Photo Credit: Katie Shiflett

Goodbyes are never easy, I know…stating the obvious. I only wrote for The Wire for 2 years, but that doesn’t make it any easier. Nevertheless, they’re necessary, so I’m going to give this my best shot.


I was never going to join The Wire, I didn’t think journalism was for me, but when Junior year came around, I had an elective free and my sister, who had already been on staff for 2 years, convinced me to join. I will always be grateful to her for that (though don’t tell her that, she’ll lord it over me ‘till the end of time). I have learned a lot in the last 2 years. I’ll always be thankful for the friends I’ve made, from my fellow-editors to my adviser. This place helped me find my voice, figuratively speaking. I will carry memories of this place and the people I met forever.


I won’t ever forget this place. There was a lot of life lived here, even if I only spent 2 and ¾ years in the actual building. There have been lows: full on freak-outs and I can only thank my friends for getting me through them. Whoever is reading this, I hope you have friends like that. You don’t need many, just 2 or 3, who will sit, listen, and talk you through a completely unnecessary and bordering on irrational freak-out. There have also been highs: soccer practices where it seemed like the main goal of the coaches was to just get us to stop talking and pay attention…sometimes they actually managed it. 


The people made this place unforgettable. My teachers, especially Ms. Cooper, Ms. Hubbard, and Mrs. O’Grady, who had to put up with me for multiple years (how they managed it will remain a mystery to me) gave me support. My friends and teammates gave me joyful memories and there is no way I can ever thank them enough.
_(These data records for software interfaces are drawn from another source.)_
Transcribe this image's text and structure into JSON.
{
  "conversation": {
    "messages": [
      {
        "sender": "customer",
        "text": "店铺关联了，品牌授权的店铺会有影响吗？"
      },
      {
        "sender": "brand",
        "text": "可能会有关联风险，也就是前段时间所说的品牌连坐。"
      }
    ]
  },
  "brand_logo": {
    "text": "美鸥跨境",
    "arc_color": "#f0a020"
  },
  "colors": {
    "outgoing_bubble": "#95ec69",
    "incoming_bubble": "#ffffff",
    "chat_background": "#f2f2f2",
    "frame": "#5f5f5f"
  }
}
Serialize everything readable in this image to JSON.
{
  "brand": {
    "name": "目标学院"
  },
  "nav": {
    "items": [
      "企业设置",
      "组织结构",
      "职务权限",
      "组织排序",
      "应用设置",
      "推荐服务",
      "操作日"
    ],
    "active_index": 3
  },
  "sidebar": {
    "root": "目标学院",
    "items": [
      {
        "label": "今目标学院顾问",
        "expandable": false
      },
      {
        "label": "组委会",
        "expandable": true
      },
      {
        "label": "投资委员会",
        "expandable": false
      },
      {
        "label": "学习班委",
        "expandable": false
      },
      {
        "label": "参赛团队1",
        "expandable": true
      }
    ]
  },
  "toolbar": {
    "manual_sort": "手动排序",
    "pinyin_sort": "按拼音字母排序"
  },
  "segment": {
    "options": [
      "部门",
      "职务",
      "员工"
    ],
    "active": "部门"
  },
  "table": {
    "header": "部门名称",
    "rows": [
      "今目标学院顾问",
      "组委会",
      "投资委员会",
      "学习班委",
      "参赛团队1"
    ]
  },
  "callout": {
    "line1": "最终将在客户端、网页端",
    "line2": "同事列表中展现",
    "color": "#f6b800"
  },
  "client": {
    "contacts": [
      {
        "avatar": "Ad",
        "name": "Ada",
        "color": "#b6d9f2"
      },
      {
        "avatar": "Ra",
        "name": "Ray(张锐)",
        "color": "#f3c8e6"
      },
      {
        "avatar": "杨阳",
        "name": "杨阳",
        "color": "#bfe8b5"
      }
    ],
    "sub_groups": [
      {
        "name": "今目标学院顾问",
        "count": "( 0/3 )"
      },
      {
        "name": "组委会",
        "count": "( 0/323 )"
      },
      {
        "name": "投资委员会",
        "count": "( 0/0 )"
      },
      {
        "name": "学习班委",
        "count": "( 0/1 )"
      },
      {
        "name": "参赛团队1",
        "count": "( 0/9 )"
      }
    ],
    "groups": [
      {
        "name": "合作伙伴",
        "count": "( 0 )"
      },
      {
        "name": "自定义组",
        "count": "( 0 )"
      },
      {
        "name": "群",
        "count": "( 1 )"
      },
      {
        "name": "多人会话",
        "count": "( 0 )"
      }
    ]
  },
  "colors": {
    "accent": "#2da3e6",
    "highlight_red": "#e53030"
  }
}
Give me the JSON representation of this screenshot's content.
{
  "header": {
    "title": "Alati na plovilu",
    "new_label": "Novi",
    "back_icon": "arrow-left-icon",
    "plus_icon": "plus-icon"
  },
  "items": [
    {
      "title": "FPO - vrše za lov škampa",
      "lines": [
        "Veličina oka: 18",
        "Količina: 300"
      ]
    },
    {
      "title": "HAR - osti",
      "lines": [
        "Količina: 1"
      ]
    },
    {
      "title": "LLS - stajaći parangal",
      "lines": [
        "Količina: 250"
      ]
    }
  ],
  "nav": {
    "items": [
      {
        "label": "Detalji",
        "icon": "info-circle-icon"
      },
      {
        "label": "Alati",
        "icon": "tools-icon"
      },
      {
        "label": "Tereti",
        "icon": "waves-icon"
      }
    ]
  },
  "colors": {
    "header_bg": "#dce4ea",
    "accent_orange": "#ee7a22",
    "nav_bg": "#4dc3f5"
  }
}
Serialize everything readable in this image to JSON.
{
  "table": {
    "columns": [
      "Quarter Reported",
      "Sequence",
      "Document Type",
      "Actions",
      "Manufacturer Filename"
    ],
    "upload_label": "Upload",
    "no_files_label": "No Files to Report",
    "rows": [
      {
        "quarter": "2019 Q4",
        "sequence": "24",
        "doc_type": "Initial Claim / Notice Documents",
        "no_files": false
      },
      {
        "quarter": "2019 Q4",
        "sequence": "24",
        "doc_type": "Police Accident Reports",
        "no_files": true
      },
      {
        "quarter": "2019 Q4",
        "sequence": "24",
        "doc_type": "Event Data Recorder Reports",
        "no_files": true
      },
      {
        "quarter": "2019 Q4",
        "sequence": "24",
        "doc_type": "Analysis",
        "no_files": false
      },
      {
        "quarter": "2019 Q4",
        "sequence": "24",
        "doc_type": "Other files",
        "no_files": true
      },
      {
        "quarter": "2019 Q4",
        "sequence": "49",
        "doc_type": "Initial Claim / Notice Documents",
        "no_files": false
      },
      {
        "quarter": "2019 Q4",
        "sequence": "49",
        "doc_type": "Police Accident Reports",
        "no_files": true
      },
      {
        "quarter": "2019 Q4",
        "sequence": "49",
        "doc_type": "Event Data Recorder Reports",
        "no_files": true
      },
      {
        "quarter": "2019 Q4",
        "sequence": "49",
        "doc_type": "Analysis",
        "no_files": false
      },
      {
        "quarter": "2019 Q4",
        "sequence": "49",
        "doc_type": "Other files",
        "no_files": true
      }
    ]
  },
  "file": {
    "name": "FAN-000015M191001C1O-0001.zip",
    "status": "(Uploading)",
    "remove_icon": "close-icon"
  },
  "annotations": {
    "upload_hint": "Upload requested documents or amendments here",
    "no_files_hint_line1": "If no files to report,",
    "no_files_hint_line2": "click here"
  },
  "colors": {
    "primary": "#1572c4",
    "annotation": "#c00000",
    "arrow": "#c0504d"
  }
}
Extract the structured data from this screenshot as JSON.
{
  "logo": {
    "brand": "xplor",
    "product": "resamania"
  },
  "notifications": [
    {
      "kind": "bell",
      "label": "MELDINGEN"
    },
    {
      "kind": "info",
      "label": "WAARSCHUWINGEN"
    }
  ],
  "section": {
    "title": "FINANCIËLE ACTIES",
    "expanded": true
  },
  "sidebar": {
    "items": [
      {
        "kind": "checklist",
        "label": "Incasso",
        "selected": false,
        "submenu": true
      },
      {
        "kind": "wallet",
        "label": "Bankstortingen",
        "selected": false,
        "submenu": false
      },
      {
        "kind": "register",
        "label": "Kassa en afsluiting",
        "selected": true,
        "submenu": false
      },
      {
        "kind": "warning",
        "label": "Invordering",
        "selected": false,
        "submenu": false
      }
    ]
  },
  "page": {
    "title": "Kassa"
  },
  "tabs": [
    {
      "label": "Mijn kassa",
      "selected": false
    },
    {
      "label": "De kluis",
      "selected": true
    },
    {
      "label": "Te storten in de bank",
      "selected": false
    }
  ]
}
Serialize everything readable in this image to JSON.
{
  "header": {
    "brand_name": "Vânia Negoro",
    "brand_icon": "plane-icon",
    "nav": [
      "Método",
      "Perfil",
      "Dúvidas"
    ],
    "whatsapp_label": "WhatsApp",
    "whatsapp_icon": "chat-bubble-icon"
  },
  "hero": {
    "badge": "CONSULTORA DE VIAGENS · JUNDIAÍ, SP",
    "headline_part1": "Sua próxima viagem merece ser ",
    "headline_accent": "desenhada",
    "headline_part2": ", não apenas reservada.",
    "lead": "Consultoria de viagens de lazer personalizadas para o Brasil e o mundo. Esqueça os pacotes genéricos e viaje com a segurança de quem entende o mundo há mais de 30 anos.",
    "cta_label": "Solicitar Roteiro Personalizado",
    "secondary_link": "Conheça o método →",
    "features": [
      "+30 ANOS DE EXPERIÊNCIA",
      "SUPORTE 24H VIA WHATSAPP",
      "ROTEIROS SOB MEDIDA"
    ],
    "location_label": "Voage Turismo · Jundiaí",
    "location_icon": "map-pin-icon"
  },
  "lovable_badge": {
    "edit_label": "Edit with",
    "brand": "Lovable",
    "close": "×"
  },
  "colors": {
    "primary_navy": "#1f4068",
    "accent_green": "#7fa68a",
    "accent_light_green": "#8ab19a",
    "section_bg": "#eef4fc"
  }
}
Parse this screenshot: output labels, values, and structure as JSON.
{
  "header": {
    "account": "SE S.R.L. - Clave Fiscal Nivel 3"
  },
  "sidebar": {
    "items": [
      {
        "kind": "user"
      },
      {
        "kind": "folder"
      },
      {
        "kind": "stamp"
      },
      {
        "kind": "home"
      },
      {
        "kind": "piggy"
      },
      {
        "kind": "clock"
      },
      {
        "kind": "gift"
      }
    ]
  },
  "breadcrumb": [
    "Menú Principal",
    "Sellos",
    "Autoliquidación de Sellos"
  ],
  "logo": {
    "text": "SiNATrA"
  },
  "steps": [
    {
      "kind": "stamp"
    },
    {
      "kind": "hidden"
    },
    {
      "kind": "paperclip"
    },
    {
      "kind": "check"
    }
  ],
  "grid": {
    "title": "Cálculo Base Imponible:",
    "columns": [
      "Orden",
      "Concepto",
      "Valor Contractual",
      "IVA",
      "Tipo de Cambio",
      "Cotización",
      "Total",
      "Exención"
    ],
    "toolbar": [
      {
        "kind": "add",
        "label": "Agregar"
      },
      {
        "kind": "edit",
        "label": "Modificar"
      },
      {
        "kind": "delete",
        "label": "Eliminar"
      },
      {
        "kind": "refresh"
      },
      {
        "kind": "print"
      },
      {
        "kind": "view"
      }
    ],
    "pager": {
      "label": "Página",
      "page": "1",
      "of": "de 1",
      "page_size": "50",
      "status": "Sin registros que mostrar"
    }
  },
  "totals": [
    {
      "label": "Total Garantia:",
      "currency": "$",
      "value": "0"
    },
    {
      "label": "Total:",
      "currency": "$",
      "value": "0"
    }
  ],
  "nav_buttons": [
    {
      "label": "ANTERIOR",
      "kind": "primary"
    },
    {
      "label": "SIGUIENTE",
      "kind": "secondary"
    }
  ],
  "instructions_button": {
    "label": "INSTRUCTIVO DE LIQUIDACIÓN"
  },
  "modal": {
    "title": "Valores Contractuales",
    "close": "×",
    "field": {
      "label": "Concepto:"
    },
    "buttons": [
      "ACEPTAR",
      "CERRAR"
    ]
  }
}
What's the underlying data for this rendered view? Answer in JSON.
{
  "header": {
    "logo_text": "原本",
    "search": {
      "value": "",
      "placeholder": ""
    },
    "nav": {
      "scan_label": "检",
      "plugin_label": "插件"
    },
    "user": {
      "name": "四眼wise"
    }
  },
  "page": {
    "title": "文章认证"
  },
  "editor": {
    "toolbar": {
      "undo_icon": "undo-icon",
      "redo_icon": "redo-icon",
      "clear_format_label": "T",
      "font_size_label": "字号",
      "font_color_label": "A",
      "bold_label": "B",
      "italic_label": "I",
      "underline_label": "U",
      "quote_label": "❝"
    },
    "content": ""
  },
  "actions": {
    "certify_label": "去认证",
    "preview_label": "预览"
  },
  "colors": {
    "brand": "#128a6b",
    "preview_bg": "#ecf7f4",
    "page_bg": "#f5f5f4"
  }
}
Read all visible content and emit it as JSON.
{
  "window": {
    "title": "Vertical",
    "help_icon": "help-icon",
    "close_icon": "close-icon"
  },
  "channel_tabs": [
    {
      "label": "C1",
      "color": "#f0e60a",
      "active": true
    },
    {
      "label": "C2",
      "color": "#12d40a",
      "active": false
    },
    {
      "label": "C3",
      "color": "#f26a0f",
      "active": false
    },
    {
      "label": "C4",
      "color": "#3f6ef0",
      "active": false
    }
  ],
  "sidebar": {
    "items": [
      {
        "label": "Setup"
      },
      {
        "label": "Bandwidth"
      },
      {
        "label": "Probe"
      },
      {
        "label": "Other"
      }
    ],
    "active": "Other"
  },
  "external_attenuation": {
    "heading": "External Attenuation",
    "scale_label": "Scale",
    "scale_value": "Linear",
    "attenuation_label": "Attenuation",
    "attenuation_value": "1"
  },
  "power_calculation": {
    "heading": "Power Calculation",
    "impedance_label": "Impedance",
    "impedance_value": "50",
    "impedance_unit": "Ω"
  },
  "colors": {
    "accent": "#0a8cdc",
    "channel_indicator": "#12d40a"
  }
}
I hope that people get to have a high school experience like I did. I had plenty of resources and teachers that really helped me, but I worry that it’s not going to happen. We’re at a critical time for public education. Teacher turnover is at an amazingly high rate and some schools are massively overpopulated, which, with the understaffing, is leading to classes of 40 people in some districts. Since the Great Recession, there has been a persistent problem with teacher retention. Nine out of every 10 teachers hired each year are replacing teachers who left voluntarily. More than ⅔ of teachers quit before retirement. This problem is even worse in lower income schools, where the turnover rate is nearly 50% greater than other schools. This then leads to teacher shortages, which exacerbates the problems of overcrowded classrooms.


Then there are the problems with funding. According to the NEA (National Education Association) $11,000 is spent on each student each year in the United States, but on average $1,200 less is given to high poverty districts and $2,000 less is received by districts servicing the largest numbers of students of color. This is not sustainable, and it’s just plain unfair. The people who need the help the most aren’t getting it.


They won’t be getting the experience that I had, and that’s too bad. School, even when it stinks, is formative and critical to each person. I was extremely fortunate to have had the opportunities that I’ve had and we have to try harder to ensure that everyone can have those opportunities, but in order to do that we need teachers and the schools need funding. I hope that this improves in the future and I will forever be grateful that I had those opportunities.


That brings us back to the goodbye part. Though I will be physically leaving this place, it will stay with me for the rest of my life, and I hope that the mark I leave behind will remain, if just for a short while.


To my friends, teachers, and teammates: I wish you joy, though we may never meet again. Thank you. Goodbye.